SUPPLIED DATA: Begin

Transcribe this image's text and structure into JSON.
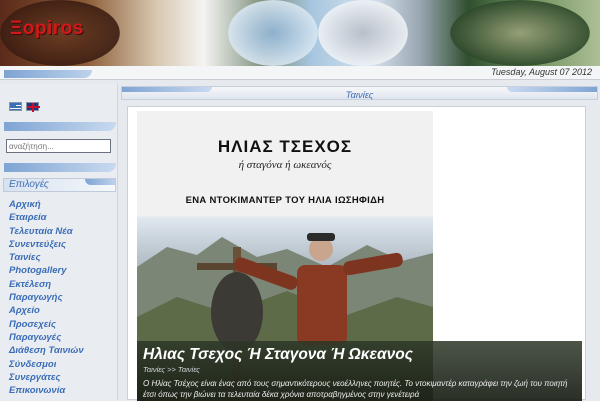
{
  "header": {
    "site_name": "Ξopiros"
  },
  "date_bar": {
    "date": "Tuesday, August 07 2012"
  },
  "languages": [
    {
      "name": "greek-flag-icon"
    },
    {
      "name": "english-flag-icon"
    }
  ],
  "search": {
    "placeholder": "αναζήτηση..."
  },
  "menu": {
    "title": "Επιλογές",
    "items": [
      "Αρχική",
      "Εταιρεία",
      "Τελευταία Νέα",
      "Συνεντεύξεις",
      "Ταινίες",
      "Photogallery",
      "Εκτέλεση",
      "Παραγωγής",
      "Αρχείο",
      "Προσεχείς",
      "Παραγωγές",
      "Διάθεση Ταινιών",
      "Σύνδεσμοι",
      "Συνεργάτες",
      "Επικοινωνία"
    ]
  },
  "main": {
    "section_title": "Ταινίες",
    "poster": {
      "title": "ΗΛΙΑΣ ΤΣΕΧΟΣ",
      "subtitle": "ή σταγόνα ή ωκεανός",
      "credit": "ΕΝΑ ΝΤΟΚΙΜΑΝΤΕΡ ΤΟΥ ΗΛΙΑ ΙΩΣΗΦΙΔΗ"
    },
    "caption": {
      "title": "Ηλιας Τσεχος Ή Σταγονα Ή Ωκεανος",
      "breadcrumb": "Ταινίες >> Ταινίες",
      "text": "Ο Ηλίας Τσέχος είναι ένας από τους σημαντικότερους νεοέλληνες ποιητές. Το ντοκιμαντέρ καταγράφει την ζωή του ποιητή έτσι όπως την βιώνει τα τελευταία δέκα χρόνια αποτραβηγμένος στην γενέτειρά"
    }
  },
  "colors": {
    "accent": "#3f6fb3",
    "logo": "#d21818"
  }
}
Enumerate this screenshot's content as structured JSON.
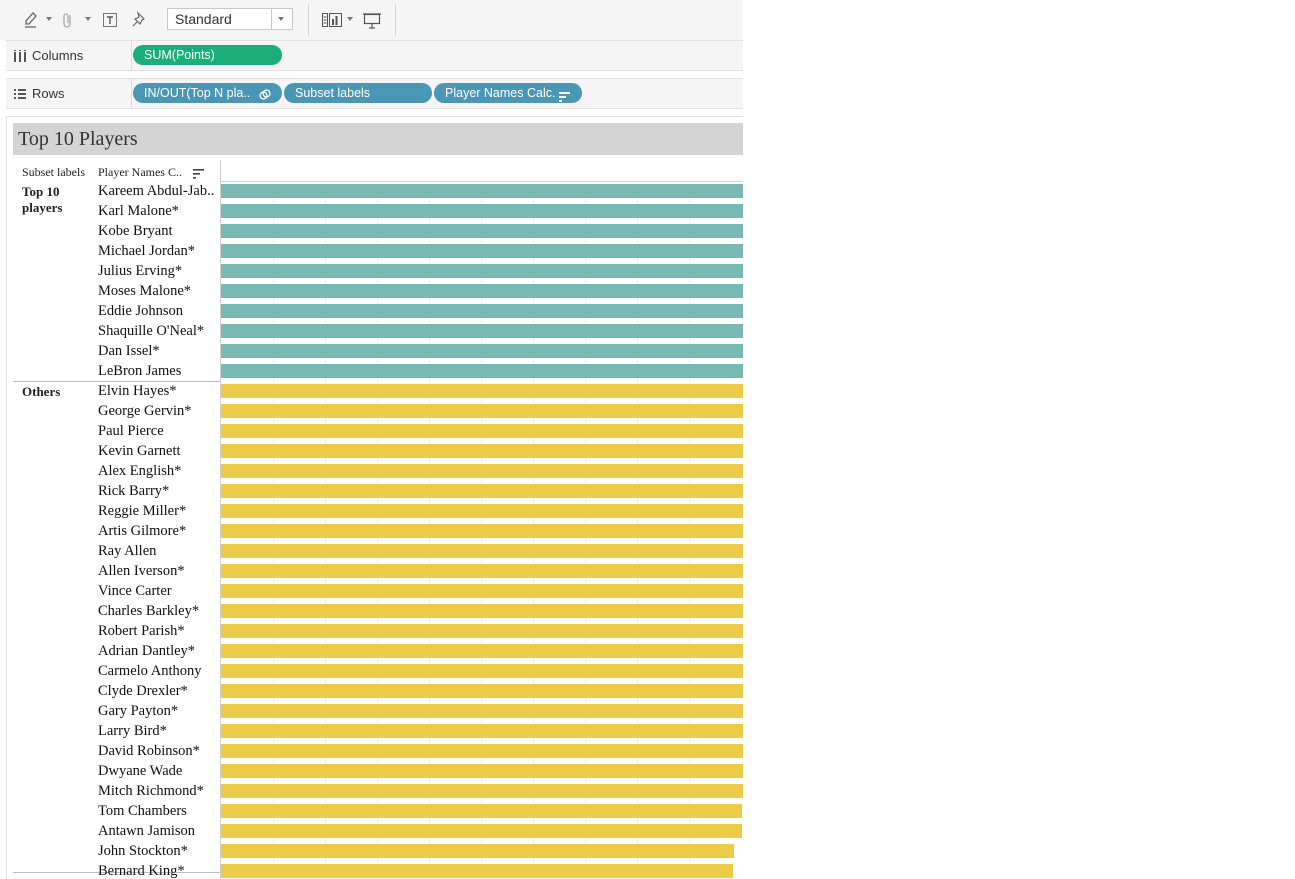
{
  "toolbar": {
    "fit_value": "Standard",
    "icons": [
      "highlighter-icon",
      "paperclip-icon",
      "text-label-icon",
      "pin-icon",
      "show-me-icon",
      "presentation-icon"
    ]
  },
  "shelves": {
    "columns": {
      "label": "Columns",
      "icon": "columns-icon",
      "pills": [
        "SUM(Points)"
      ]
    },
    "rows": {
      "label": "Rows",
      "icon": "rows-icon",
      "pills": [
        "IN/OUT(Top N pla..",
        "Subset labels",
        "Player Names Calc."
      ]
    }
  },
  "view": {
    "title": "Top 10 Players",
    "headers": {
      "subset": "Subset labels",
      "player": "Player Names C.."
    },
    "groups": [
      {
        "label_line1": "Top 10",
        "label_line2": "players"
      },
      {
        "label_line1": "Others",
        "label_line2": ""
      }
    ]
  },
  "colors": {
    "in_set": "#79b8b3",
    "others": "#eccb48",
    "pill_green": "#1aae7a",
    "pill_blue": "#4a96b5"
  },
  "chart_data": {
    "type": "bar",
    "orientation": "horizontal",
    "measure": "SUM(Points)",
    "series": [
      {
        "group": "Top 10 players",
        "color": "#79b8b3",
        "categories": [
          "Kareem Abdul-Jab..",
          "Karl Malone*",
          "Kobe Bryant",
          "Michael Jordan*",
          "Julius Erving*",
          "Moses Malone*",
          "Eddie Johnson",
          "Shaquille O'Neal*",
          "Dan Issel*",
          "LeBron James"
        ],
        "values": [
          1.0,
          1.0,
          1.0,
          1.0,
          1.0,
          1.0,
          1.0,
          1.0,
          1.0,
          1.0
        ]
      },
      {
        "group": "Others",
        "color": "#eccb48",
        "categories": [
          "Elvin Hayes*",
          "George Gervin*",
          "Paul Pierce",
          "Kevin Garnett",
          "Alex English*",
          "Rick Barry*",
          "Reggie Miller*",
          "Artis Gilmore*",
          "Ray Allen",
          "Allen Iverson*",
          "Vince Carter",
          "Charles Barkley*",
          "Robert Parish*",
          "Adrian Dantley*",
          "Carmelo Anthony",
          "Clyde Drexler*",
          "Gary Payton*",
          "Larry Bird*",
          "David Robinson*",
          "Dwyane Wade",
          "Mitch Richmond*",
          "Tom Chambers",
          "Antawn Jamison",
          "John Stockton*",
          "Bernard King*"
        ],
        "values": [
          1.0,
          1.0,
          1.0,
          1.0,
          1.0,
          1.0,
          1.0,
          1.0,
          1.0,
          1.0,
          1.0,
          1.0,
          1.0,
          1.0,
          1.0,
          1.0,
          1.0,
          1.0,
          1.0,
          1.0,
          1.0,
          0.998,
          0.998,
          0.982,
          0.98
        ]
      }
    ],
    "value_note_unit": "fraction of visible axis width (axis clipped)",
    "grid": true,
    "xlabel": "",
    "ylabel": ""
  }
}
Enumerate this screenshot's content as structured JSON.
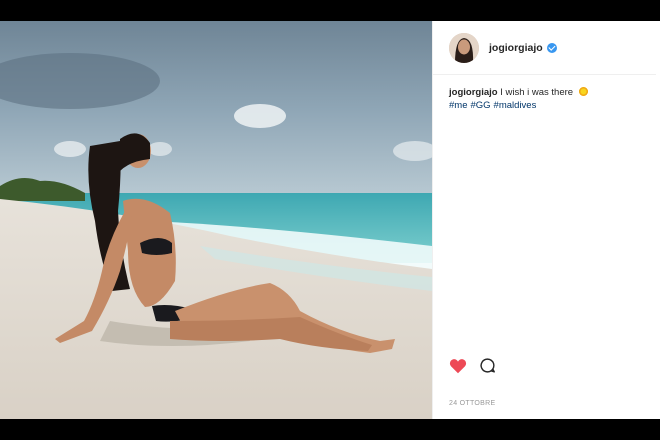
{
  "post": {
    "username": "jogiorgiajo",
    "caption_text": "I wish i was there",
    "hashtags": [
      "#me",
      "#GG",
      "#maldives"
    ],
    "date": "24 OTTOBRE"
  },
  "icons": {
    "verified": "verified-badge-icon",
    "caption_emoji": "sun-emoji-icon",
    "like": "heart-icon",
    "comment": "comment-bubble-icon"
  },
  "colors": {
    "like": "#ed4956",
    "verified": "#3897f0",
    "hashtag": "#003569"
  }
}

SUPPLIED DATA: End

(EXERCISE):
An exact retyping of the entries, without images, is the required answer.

(ANSWER SPACE):
Transcribe this image's text and structure into JSON.
{
  "header": {
    "site_name": "Ξopiros"
  },
  "date_bar": {
    "date": "Tuesday, August 07 2012"
  },
  "languages": [
    {
      "name": "greek-flag-icon"
    },
    {
      "name": "english-flag-icon"
    }
  ],
  "search": {
    "placeholder": "αναζήτηση..."
  },
  "menu": {
    "title": "Επιλογές",
    "items": [
      "Αρχική",
      "Εταιρεία",
      "Τελευταία Νέα",
      "Συνεντεύξεις",
      "Ταινίες",
      "Photogallery",
      "Εκτέλεση",
      "Παραγωγής",
      "Αρχείο",
      "Προσεχείς",
      "Παραγωγές",
      "Διάθεση Ταινιών",
      "Σύνδεσμοι",
      "Συνεργάτες",
      "Επικοινωνία"
    ]
  },
  "main": {
    "section_title": "Ταινίες",
    "poster": {
      "title": "ΗΛΙΑΣ ΤΣΕΧΟΣ",
      "subtitle": "ή σταγόνα ή ωκεανός",
      "credit": "ΕΝΑ ΝΤΟΚΙΜΑΝΤΕΡ ΤΟΥ ΗΛΙΑ ΙΩΣΗΦΙΔΗ"
    },
    "caption": {
      "title": "Ηλιας Τσεχος Ή Σταγονα Ή Ωκεανος",
      "breadcrumb": "Ταινίες >> Ταινίες",
      "text": "Ο Ηλίας Τσέχος είναι ένας από τους σημαντικότερους νεοέλληνες ποιητές. Το ντοκιμαντέρ καταγράφει την ζωή του ποιητή έτσι όπως την βιώνει τα τελευταία δέκα χρόνια αποτραβηγμένος στην γενέτειρά"
    }
  },
  "colors": {
    "accent": "#3f6fb3",
    "logo": "#d21818"
  }
}
Enumerate this screenshot's content as structured JSON.
{
  "toolbar": {
    "fit_value": "Standard",
    "icons": [
      "highlighter-icon",
      "paperclip-icon",
      "text-label-icon",
      "pin-icon",
      "show-me-icon",
      "presentation-icon"
    ]
  },
  "shelves": {
    "columns": {
      "label": "Columns",
      "icon": "columns-icon",
      "pills": [
        "SUM(Points)"
      ]
    },
    "rows": {
      "label": "Rows",
      "icon": "rows-icon",
      "pills": [
        "IN/OUT(Top N pla..",
        "Subset labels",
        "Player Names Calc."
      ]
    }
  },
  "view": {
    "title": "Top 10 Players",
    "headers": {
      "subset": "Subset labels",
      "player": "Player Names C.."
    },
    "groups": [
      {
        "label_line1": "Top 10",
        "label_line2": "players"
      },
      {
        "label_line1": "Others",
        "label_line2": ""
      }
    ]
  },
  "colors": {
    "in_set": "#79b8b3",
    "others": "#eccb48",
    "pill_green": "#1aae7a",
    "pill_blue": "#4a96b5"
  },
  "chart_data": {
    "type": "bar",
    "orientation": "horizontal",
    "measure": "SUM(Points)",
    "series": [
      {
        "group": "Top 10 players",
        "color": "#79b8b3",
        "categories": [
          "Kareem Abdul-Jab..",
          "Karl Malone*",
          "Kobe Bryant",
          "Michael Jordan*",
          "Julius Erving*",
          "Moses Malone*",
          "Eddie Johnson",
          "Shaquille O'Neal*",
          "Dan Issel*",
          "LeBron James"
        ],
        "values": [
          1.0,
          1.0,
          1.0,
          1.0,
          1.0,
          1.0,
          1.0,
          1.0,
          1.0,
          1.0
        ]
      },
      {
        "group": "Others",
        "color": "#eccb48",
        "categories": [
          "Elvin Hayes*",
          "George Gervin*",
          "Paul Pierce",
          "Kevin Garnett",
          "Alex English*",
          "Rick Barry*",
          "Reggie Miller*",
          "Artis Gilmore*",
          "Ray Allen",
          "Allen Iverson*",
          "Vince Carter",
          "Charles Barkley*",
          "Robert Parish*",
          "Adrian Dantley*",
          "Carmelo Anthony",
          "Clyde Drexler*",
          "Gary Payton*",
          "Larry Bird*",
          "David Robinson*",
          "Dwyane Wade",
          "Mitch Richmond*",
          "Tom Chambers",
          "Antawn Jamison",
          "John Stockton*",
          "Bernard King*"
        ],
        "values": [
          1.0,
          1.0,
          1.0,
          1.0,
          1.0,
          1.0,
          1.0,
          1.0,
          1.0,
          1.0,
          1.0,
          1.0,
          1.0,
          1.0,
          1.0,
          1.0,
          1.0,
          1.0,
          1.0,
          1.0,
          1.0,
          0.998,
          0.998,
          0.982,
          0.98
        ]
      }
    ],
    "value_note_unit": "fraction of visible axis width (axis clipped)",
    "grid": true,
    "xlabel": "",
    "ylabel": ""
  }
}
Enumerate this screenshot's content as structured JSON.
{
  "post": {
    "username": "jogiorgiajo",
    "caption_text": "I wish i was there",
    "hashtags": [
      "#me",
      "#GG",
      "#maldives"
    ],
    "date": "24 OTTOBRE"
  },
  "icons": {
    "verified": "verified-badge-icon",
    "caption_emoji": "sun-emoji-icon",
    "like": "heart-icon",
    "comment": "comment-bubble-icon"
  },
  "colors": {
    "like": "#ed4956",
    "verified": "#3897f0",
    "hashtag": "#003569"
  }
}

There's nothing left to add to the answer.